Description of the task >> Filter the entries that follow, copying every line in which the word "UnsatisfiedLinkError" appears.

Provided data >>
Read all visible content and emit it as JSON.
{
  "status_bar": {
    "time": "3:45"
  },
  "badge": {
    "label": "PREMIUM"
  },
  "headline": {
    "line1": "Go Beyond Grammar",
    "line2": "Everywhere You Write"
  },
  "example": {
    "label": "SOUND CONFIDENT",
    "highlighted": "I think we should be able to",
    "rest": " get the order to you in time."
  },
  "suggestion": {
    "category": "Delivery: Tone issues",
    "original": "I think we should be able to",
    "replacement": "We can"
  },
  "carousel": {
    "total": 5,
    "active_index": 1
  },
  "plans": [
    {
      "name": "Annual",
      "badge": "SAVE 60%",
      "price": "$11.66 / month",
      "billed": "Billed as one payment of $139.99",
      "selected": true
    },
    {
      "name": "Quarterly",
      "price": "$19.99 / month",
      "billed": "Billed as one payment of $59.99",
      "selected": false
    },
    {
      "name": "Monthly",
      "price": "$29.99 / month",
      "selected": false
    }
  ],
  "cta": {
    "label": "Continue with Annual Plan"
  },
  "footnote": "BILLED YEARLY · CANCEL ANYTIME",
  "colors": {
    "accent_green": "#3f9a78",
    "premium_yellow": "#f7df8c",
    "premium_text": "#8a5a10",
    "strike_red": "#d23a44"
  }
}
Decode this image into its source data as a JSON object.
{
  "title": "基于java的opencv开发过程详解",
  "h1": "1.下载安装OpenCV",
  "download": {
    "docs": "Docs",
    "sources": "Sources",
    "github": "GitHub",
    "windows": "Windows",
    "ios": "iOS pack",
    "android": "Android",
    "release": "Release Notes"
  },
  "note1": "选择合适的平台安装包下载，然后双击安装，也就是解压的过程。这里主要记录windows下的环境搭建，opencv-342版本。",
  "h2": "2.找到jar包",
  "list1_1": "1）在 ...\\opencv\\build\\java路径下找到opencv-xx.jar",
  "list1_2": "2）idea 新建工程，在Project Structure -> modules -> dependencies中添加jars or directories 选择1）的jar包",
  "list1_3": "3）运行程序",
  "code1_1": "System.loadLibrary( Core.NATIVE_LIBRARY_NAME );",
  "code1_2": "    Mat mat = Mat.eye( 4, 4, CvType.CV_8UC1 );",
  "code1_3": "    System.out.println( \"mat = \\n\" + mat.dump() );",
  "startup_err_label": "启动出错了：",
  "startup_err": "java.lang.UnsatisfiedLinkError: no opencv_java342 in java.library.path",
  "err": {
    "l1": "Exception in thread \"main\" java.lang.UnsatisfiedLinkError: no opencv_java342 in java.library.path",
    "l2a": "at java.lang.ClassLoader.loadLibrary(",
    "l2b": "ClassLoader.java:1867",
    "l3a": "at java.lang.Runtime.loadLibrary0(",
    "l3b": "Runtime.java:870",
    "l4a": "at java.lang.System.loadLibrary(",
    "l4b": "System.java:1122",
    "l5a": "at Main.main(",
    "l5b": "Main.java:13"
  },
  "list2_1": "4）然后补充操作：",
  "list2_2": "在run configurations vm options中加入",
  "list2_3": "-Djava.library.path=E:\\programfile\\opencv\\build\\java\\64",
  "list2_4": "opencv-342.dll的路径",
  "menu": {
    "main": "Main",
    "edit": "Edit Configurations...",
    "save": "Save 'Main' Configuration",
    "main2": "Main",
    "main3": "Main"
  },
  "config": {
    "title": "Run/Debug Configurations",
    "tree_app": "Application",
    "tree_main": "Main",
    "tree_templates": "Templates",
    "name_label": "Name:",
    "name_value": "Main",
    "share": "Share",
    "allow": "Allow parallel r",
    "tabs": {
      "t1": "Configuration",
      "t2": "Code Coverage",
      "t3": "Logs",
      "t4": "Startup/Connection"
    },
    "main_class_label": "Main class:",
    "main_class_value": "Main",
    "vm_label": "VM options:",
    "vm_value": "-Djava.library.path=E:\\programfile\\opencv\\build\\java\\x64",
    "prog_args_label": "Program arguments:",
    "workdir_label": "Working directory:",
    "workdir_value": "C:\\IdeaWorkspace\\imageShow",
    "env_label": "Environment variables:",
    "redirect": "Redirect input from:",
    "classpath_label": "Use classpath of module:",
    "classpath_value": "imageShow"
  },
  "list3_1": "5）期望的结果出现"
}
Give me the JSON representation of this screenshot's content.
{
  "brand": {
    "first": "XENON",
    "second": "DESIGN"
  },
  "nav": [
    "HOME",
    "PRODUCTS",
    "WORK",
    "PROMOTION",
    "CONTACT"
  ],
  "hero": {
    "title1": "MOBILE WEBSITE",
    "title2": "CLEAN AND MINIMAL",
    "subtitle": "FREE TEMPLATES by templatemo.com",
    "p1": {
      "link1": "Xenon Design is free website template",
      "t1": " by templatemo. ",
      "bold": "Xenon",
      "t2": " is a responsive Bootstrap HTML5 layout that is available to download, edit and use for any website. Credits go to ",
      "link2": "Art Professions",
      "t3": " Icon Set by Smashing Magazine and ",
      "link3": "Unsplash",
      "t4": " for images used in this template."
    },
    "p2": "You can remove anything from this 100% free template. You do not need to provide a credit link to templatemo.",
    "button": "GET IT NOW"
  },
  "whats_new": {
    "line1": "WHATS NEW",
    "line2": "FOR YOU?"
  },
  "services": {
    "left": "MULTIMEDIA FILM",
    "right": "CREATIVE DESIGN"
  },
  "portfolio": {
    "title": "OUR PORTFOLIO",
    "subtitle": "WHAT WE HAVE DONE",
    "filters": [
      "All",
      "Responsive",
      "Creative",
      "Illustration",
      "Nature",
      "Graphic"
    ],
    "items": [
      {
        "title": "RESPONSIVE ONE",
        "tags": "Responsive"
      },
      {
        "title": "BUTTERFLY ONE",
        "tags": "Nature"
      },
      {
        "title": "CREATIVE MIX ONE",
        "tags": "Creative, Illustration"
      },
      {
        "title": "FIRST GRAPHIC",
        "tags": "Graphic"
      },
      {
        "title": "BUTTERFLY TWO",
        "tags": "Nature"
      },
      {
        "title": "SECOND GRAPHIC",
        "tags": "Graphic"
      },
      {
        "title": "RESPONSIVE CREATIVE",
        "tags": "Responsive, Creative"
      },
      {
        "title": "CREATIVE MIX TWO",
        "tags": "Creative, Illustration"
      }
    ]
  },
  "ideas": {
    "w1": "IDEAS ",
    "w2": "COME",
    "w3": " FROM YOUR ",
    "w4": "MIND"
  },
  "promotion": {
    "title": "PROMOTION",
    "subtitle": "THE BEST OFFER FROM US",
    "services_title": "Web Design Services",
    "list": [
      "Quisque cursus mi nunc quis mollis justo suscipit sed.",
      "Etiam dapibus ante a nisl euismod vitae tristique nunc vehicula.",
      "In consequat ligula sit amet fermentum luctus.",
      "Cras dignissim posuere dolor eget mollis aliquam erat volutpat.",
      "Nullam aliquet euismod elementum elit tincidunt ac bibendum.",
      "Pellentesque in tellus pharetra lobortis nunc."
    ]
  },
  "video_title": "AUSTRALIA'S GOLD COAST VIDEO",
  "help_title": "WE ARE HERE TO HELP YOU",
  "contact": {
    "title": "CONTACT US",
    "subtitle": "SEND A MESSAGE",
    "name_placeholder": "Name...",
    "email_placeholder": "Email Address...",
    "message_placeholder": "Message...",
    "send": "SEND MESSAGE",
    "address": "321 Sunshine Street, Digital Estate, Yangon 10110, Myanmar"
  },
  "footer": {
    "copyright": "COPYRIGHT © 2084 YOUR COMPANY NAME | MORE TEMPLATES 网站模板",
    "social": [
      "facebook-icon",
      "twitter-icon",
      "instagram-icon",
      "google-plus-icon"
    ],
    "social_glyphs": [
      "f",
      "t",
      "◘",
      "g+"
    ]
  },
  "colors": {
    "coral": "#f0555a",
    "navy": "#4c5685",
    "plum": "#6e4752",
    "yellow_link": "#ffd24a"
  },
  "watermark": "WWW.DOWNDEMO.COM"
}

Solved exercise >>
  "startup_err": "java.lang.UnsatisfiedLinkError: no opencv_java342 in java.library.path",
    "l1": "Exception in thread \"main\" java.lang.UnsatisfiedLinkError: no opencv_java342 in java.library.path",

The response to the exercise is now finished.